┌──

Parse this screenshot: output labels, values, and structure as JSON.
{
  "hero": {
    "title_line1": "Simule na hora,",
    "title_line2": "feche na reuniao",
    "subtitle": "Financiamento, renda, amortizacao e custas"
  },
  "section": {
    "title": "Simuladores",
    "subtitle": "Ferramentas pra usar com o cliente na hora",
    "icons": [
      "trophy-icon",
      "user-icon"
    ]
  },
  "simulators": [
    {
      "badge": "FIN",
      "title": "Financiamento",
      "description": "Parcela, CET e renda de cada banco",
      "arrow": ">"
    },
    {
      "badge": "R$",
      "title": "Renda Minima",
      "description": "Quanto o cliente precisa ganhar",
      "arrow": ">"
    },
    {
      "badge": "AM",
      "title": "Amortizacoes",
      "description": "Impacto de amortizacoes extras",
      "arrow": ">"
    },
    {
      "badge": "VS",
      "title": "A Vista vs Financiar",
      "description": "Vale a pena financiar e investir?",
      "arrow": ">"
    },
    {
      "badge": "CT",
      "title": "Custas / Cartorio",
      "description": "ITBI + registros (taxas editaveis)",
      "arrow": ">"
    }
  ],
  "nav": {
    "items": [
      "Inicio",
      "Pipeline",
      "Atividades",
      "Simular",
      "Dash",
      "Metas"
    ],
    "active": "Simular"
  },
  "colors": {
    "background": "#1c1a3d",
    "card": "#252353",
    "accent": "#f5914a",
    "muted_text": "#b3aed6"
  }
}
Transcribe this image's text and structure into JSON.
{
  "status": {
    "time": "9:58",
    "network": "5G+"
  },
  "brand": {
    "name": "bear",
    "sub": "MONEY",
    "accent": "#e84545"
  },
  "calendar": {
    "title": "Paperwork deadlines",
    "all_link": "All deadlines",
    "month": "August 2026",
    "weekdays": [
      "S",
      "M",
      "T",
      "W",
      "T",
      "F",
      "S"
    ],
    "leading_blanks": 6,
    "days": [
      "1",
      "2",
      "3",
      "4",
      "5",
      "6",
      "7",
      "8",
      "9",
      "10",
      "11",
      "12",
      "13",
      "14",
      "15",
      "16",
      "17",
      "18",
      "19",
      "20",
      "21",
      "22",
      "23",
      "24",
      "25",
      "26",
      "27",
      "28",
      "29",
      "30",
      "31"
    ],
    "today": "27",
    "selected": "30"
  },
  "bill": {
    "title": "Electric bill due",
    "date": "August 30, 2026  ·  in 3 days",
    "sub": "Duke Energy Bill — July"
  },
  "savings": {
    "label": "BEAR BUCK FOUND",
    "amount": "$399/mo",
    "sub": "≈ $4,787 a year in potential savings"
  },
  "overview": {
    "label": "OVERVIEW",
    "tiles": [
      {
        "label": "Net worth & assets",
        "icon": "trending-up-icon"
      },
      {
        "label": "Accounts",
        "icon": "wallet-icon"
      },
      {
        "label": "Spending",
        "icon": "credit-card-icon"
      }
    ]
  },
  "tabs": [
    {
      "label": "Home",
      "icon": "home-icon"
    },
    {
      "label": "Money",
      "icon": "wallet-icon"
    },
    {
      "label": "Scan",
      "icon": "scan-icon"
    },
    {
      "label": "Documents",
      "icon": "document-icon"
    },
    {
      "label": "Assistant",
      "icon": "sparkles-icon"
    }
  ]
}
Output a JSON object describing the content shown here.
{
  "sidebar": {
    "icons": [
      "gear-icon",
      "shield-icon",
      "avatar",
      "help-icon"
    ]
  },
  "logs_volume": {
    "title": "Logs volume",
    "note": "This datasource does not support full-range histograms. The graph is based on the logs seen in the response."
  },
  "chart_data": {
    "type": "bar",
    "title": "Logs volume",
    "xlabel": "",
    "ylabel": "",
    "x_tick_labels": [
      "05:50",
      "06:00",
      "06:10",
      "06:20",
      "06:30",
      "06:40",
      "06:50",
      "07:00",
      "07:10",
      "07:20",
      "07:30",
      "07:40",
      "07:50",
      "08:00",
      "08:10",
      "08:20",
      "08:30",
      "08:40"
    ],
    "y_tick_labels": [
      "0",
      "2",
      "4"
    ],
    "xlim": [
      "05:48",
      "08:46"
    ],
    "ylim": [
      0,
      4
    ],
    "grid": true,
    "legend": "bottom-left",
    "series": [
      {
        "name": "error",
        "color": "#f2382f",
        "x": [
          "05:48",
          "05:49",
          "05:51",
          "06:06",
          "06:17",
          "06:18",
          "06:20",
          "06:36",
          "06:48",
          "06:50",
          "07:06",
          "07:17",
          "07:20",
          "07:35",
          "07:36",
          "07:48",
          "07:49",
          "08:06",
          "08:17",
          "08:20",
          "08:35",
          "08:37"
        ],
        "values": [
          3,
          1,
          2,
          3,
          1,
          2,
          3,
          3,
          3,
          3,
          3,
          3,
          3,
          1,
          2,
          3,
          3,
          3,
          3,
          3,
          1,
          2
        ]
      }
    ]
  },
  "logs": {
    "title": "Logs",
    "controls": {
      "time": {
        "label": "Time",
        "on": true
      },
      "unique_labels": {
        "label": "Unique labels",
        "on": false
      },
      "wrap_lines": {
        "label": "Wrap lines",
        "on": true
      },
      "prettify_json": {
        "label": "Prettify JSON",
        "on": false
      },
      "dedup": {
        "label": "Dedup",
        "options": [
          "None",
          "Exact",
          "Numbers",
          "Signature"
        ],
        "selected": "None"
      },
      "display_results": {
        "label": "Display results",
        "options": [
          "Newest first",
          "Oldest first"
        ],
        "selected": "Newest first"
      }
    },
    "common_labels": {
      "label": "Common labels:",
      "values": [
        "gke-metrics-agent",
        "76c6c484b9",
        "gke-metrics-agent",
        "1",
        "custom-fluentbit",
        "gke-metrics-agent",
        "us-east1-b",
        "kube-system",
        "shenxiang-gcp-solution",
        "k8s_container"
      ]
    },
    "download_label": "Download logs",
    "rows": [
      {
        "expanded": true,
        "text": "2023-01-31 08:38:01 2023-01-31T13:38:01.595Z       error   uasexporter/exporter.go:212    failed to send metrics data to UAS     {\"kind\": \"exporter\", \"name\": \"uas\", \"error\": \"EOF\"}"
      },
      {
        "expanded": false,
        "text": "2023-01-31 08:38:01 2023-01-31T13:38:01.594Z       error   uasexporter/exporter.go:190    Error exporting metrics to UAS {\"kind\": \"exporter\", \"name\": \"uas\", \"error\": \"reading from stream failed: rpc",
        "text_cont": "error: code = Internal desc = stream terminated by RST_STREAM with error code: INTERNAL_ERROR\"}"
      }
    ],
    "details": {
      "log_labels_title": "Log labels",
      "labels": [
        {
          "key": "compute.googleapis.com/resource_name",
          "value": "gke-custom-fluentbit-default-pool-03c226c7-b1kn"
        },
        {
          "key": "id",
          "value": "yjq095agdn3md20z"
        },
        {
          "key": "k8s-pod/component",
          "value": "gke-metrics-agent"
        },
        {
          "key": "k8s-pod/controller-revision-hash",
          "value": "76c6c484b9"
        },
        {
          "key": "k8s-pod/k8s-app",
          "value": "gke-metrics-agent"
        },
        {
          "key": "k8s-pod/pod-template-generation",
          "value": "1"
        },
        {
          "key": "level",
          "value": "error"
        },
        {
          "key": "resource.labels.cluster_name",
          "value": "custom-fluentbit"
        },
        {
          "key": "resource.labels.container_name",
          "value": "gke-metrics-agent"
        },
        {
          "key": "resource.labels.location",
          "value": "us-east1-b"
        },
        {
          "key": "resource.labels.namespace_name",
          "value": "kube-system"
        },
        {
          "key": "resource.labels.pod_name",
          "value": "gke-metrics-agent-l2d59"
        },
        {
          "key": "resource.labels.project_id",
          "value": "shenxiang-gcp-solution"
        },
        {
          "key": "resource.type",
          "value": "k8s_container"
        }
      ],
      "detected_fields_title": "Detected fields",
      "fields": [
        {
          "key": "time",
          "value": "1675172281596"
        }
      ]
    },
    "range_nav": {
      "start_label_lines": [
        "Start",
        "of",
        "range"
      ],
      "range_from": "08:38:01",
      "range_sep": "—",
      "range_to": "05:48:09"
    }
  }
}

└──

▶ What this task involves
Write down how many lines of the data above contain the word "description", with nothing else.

▶ Expected answer
5